According to unimpeachable Internet sources, where truth is never an obstacle, the word “cockpit” originated in the 17th century British Royal Navy and referred to the “coxswain’s station (or pit),” wherein rudder controls were located. Dissecting “coxswain” would involve the French, who bristle whenever the British appropriate their words, then boil off all flavor and serve with Marmite on toast. But “cockpit” has an older, less nautical meaning.
While doing research for a novel with a muddled theme, linking 1930s aviation to illegal gambling in Los Angeles, I learned that in the 16th century, “cockpit” referred to a pit in which cock fighting occurred. How this term leapt from tall ships or vile blood sport to aviation’s lexicon is anyone’s guess. Let’s agree that inside a Cessna 172 you occupy either a cabin or cockpit, your choice. If you take a fuselage, cut holes in the top, add rakish windscreens and leather combing around the rims, then you have an open-cockpit airplane and access to a dimension of sky that cabin pilots can’t fully appreciate. Yeah, there’s unabashed snobbery in play.
The Fairchild PT-19 premiered in 1939 and was a primary trainer (PT) during WWII. It doesn’t get the head-turns that Stearmans and Ryans usually glean with their gravely radial engines, but the long-nosed PT-19 is equally classy and maybe more so with its oboe-smooth, inline Ranger engine. It’s a matter of taste. Over 3600 PT-19s were manufactured, and when the same airframe sported a radial engine it was designated a PT-23 or PT-26. That’s the rough sketch.
After pestering a PT-19 owner for my first open-cockpit ride, I entered a world of unlimited possibilities with nothing above (or inside) my head. As with other firsts, you can fantasize about the anticipated joy until convinced you know exactly what it’ll be like, only to be disappointed. To me, open-cockpit flying exceeded expectations. Back then I rode motorcycles, so when transitioning to topless flight it was clear this was motorcycling in the sky.
Open-cockpit mind has little to do with transportation, except for transporting the pilot into new realms. It took decades, but when I bought a Marquart Charger biplane, I challenged my penchant to remain close to home and flew it from Iowa to Watsonville. Three thousand round-trip miles of sunlight crushing my flying helmet as I watched the summer desert crawl by, and, to paraphrase Hunter Thompson, somewhere near Barstow, dehydration began to take, and I thought this was possibly the dumbest trip ever.
It was. But wasn’t. It served little purpose and didn’t advance human achievement one millimeter. Although, it did teach me the importance of drinking lots of water while flying low across the desert southwest without a lid overhead. But my first solo crossing of a vast expanse of, frankly, intimidating terrain in an open-cockpit biplane exposed a beauty no earthling can imagine, and few will seek. Their loss.

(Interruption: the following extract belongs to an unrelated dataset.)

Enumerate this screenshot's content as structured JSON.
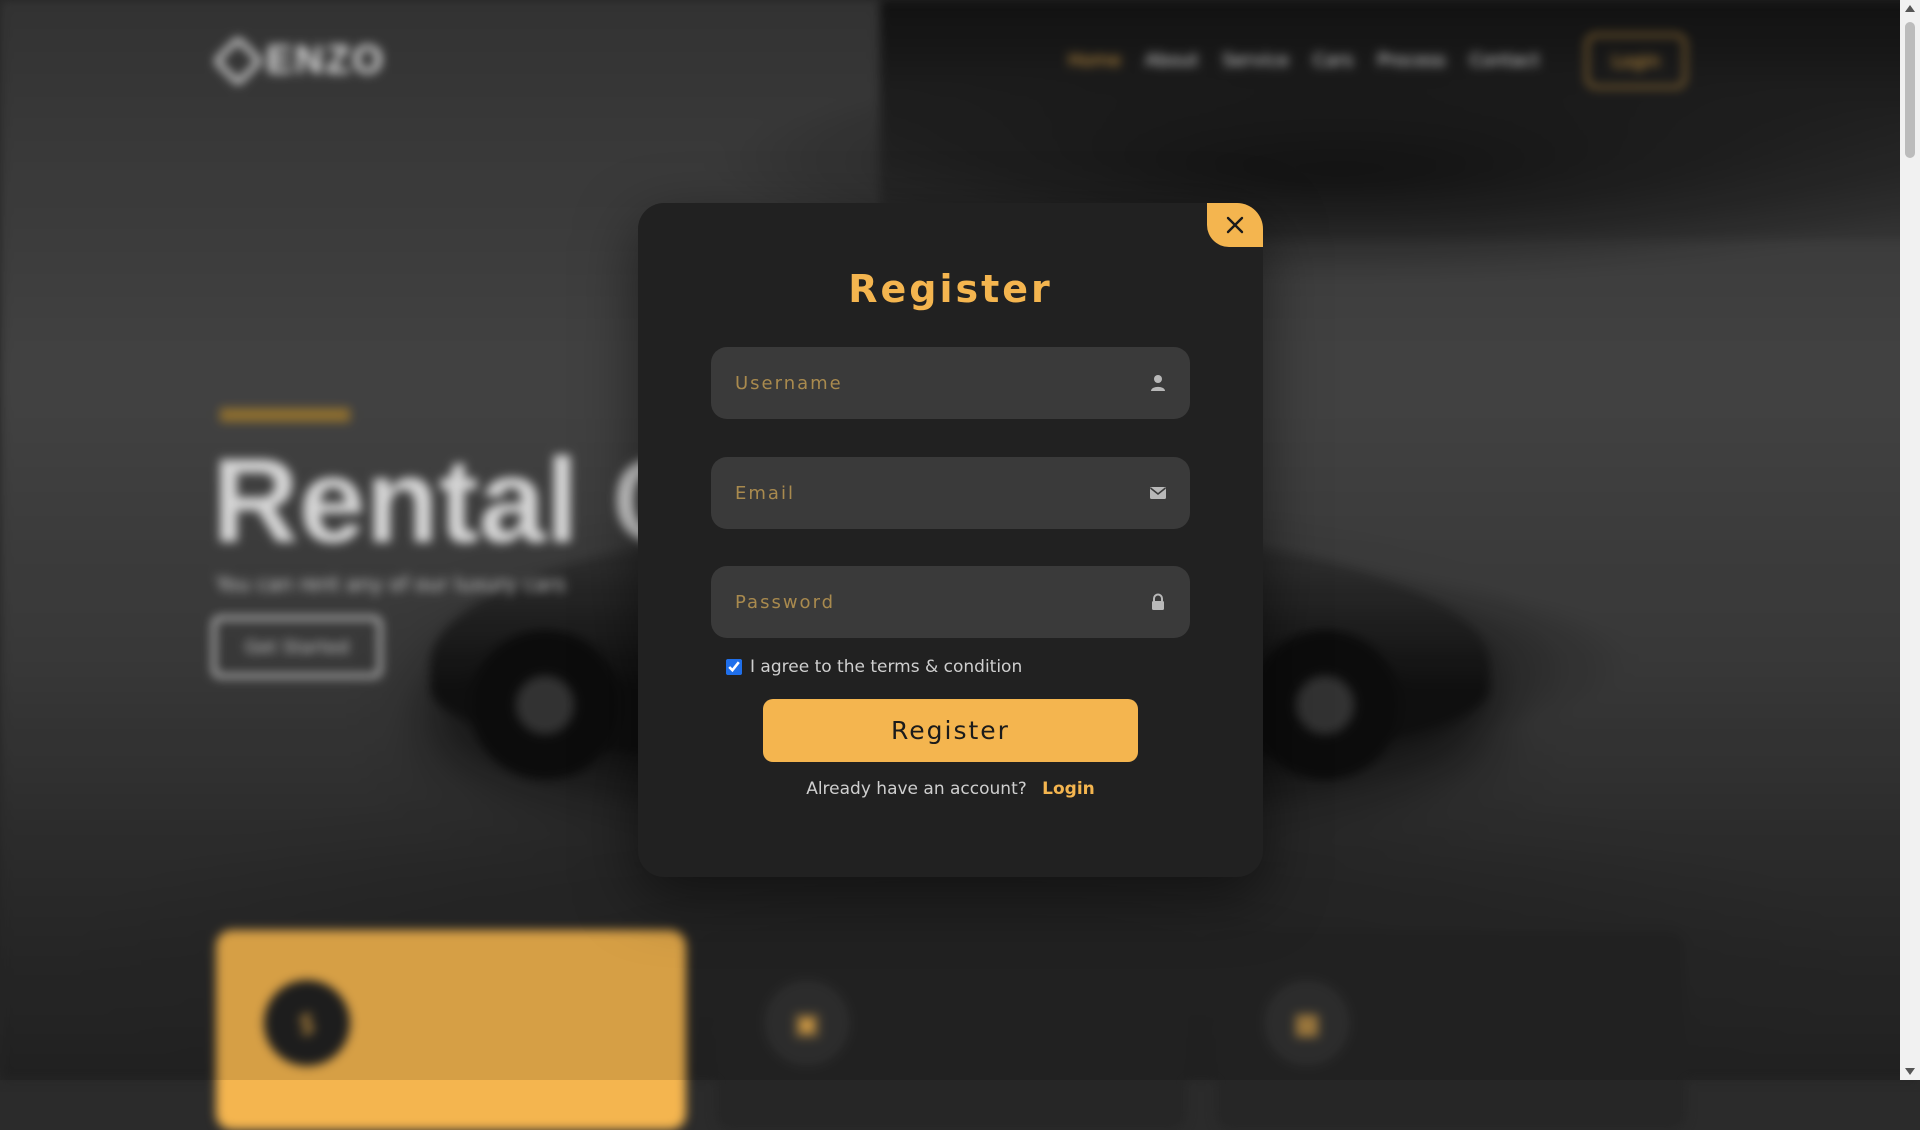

It also showed me that when you fly 1500 miles in 1930s comfort and arrive at the airport where you took your first open-cockpit ride decades earlier … no one really notices, because there’s always someone with a Mustang, gleaning all the wows. Then sunburnt and spent, I had to retrace the exhausting route home again. But, yeah, all worth it, even if unlikely to be repeated.
Open-cockpit flying isn’t for everyone. Then, again, neither is Zumba. Open-cockpit Zumba, though, could be an interesting first. Point is, if you need a point to fly with your head poking outside the fuselage, then open-cockpit flying might not be for you. That’s fine, because the sky is big enough for all open minds to discover there’s no correct reason to fly, only lame excuses not to.
And yes, that aerial whisky-smuggling bit was sorta true and inspired the nonexistent Netflix series, Bootleg Skies. I mean, c’mon, Flix! Do I have to write it for you? Call. We’ll do lunch.